For a local business, this means show up on geographic searches, for example “Ford Dealer, Memphis TN” or “Dentist, Hampton New Hampshire.” This is not hard.
A business should also keep up with any reviews and comments about themselves online. You should know what others are saying about you.
What types of small local businesses can benefit from blogging and other internet presence tools?
I can’t think of any businesses that wouldn’t benefit, although I’m sure there must be some. Maybe businesses that don’t want new customers or ONLY operate on the basis of referrals? Even “illegal” businesses are online and benefiting from it; I don’t find any hitmen, but certainly prostitution and other illegal businesses are online.
Is there a way for a small business to tell if they will have enough content to blog successfully?
I think the right question is whether an individual has enough excitement about their business to generate content, not what the business is. A friend of mine is an accountant. Not just an ordinary accountant, but one that (in my opinion) works in the most mundane and ordinary areas of accounting possible. But when she speaks about accounting, there is such passion and fire, that I get excited even though the underlying topic is hideously boring to me. She would make a great blogger due to her passion!
How have you used blogging and your overall internet presence to promote your own services?
Potential clients both find me and hire me online, and when it’s a decision between me and other consultants or speakers, my rather vast online presence is a definite edge. There is no question it positions me as a credible expert, and can do the same for you.

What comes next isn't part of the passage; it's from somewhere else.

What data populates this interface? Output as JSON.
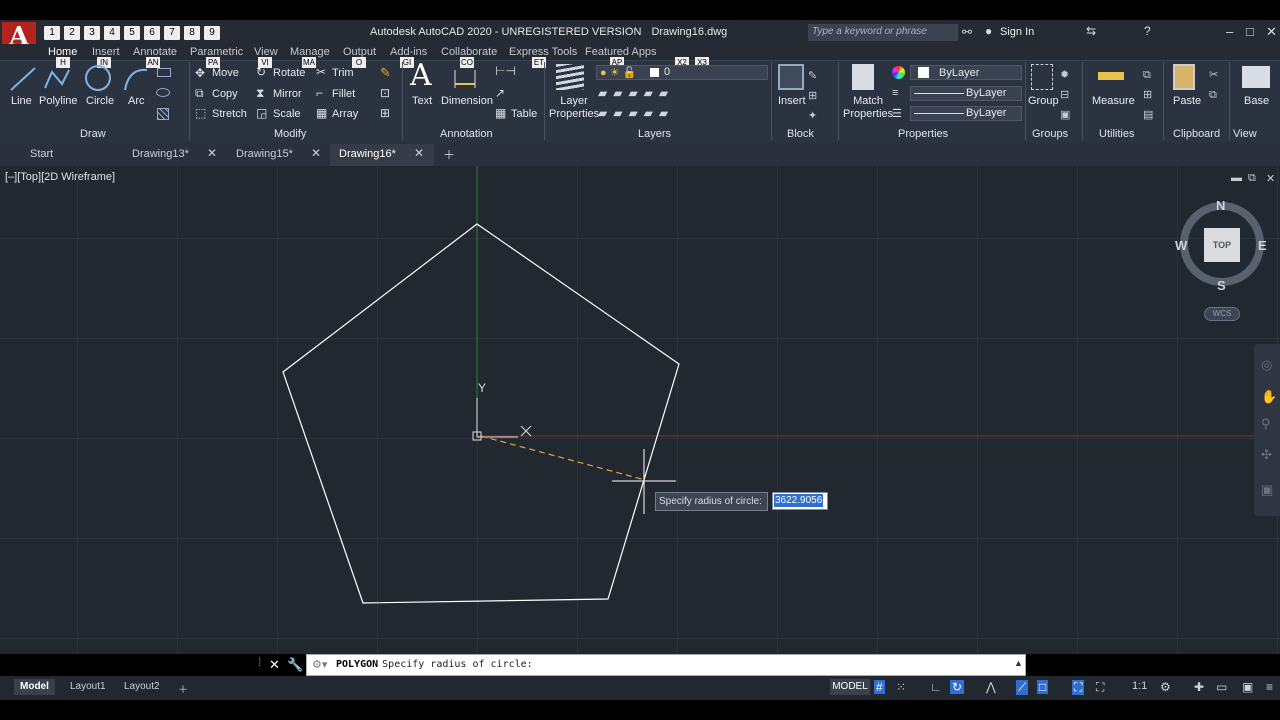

Of course you need to back that up with real experience and expertise as well!
Tell us about your small town connections. How are you managing to maintain an nationwide business from a small town?
Although I grew up in a small town, I’ll admit I love the excitement of big cities. They are like zoos; great places to visit, but I wouldn’t want to live there. I’m home now, and since it’s winter and the leaves are off the trees I can sort of see one neighbor’s house through the woods, and I love that!
With the Internet and modern connectivity, I can work and live almost anywhere in the planet. Although I do fly a few times a year to speak at conferences and other events and visit clients, the majority of my work can be done from anywhere.
If I lived in a city I might travel less and spend more nights at home. For example if I lived in Las Vegas or New York I could probably earn a great living speaking and consulting only locally, but I chose to live in a very rural area and travel maybe once every month or so. It’s great to have choices, and an Effective Internet Presence allows that!
I asked Ted if he had a picture of him in a small town setting to post. He sent this one, and said, “Well, at least I AM outside in this picture :)”
- Best practices for rural housing - July 19, 2021
- How to be more open to new ideas #IdeaFriendly - July 3, 2021
- Market your small town as a movie filming location, attract movie and game fan tourists - June 28, 2021
- Survey of Rural Challenges 2021 results, analysis of themes from 2015 through today - June 7, 2021
- What makes a small town a micropolitan or nanopolitan? - May 22, 2021
- Improving Rural Housing: turning blighted dilapidated houses into new homes - May 7, 2021
- Are marijuana shops good or bad for small towns? - April 22, 2021
- Downtown is your town’s core: How to make your case - February 22, 2021
- Zoom Towns: attracting and supporting remote workers in rural small towns - December 10, 2020
- In an economic crisis, spend your brainpower before your dollars - November 25, 2020